The Best Way to Put Letters on Wood

footpath / bridleway sign image by Mike Shannon from

Things You'll Need

  • Tape measure
  • Carpenter's straightedge, 48 inch
  • Vinyl lettering
  • Wood letter kit
  • Spray glue, 13 oz aerosol can
  • Stencils
  • 2 Hand clamps
  • Plunge router

Three methods are commonly used for lettering wood: Vinyl lettering (the most common), raised wooden letters that are glued on and letters that are routed into the wood itself. Any one of these methods can be accomplished at home with some patience, a little preparation and the right materials. The best method for lettering depends on what design you prefer.


Measure and decide how tall and how much room you have on your wood for your letters.

Take the measurements to a local sign shop and give them to the proprietor. Choose your font style and a computerized machine will cut the letters out to your specifications.

Peel off the back of the vinyl and place the letters on your wood, sticky side down. They will be all in one piece with complete sentences. The letters are sandwiched between two materials. After peeling the vinyl and sticking the letters on the wood, smooth the letters down with your fingers, and then peel off the semi-transparent paper exposing the letters.


Purchase a kit of wooden letters according to the style and size of font you desire.

Lay out a straightedge along the edge of the wood where the bottom of your letters will be aligned. Lay out your letters according to spacing demands. Mark the locations of all the letters on the straightedge.

Spray the back of the letters with the spray glue as you pick them up one at a time, and place them back down corresponding to the marks you made on the straightedge.


Place a v-groove router bit in a router and set the depth at 1/4 inch.

Clamp both ends of the wood to a tabletop. Draw the letters on the wood by hand or use a stencil. Use a number no. 2 soft pencil to draw the letters, and make them dark so you can easily see them.

Turn on the router and gently ease the bit down into the wood.

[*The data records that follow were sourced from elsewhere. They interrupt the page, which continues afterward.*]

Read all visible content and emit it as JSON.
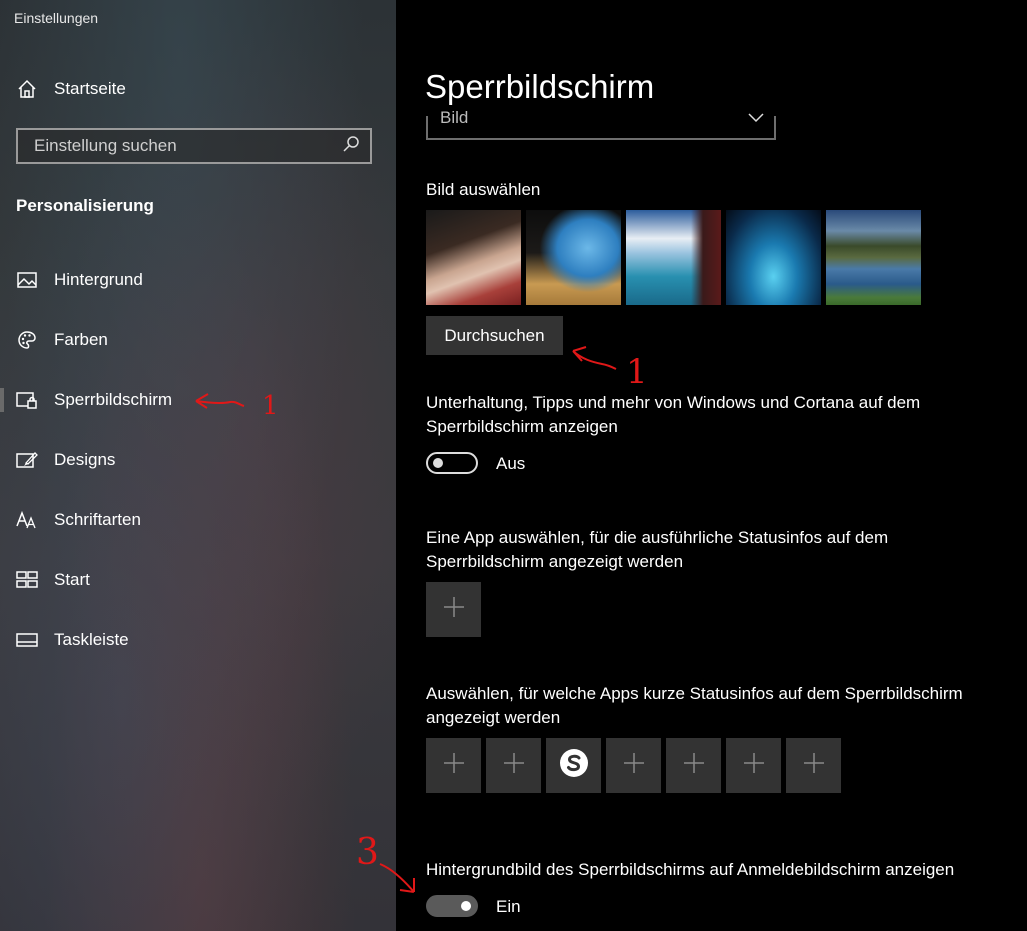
{
  "window": {
    "title": "Einstellungen"
  },
  "sidebar": {
    "home_label": "Startseite",
    "search_placeholder": "Einstellung suchen",
    "section_title": "Personalisierung",
    "items": [
      {
        "label": "Hintergrund",
        "icon": "picture-icon"
      },
      {
        "label": "Farben",
        "icon": "palette-icon"
      },
      {
        "label": "Sperrbildschirm",
        "icon": "lock-screen-icon"
      },
      {
        "label": "Designs",
        "icon": "themes-icon"
      },
      {
        "label": "Schriftarten",
        "icon": "fonts-icon"
      },
      {
        "label": "Start",
        "icon": "start-icon"
      },
      {
        "label": "Taskleiste",
        "icon": "taskbar-icon"
      }
    ]
  },
  "main": {
    "title": "Sperrbildschirm",
    "background_select": {
      "value": "Bild"
    },
    "choose_picture_label": "Bild auswählen",
    "browse_label": "Durchsuchen",
    "tips_toggle": {
      "text_line1": "Unterhaltung, Tipps und mehr von Windows und Cortana auf dem",
      "text_line2": "Sperrbildschirm anzeigen",
      "state_label": "Aus"
    },
    "detailed_status": {
      "text_line1": "Eine App auswählen, für die ausführliche Statusinfos auf dem",
      "text_line2": "Sperrbildschirm angezeigt werden"
    },
    "quick_status": {
      "text_line1": "Auswählen, für welche Apps kurze Statusinfos auf dem Sperrbildschirm",
      "text_line2": "angezeigt werden"
    },
    "signin_background": {
      "text": "Hintergrundbild des Sperrbildschirms auf Anmeldebildschirm anzeigen",
      "state_label": "Ein"
    }
  },
  "annotations": {
    "mark1": "1",
    "mark2": "1",
    "mark3": "3"
  },
  "colors": {
    "accent_annotation": "#e01818",
    "tile_bg": "#333333"
  }
}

Follow the lines that you have drawn.


  • Spray glue and wooden letter kits can be purchased at home improvement stores.


  • Make sure there is adequate ventilation and always wear proper breathing protection when using spray glue. Always wear safety glasses when operating a router.


About the Author

Specializing in hardwood furniture, trim carpentry, cabinets, home improvement and architectural millwork, Wade Shaddy has worked in homebuilding since 1972. Shaddy has also worked as a newspaper reporter and writer, and as a contributing writer for Bicycling Magazine. Shaddy began publishing in various magazines in 1992, and published a novel, “Dark Canyon,” in 2008.

Photo Credits

  • footpath / bridleway sign image by Mike Shannon from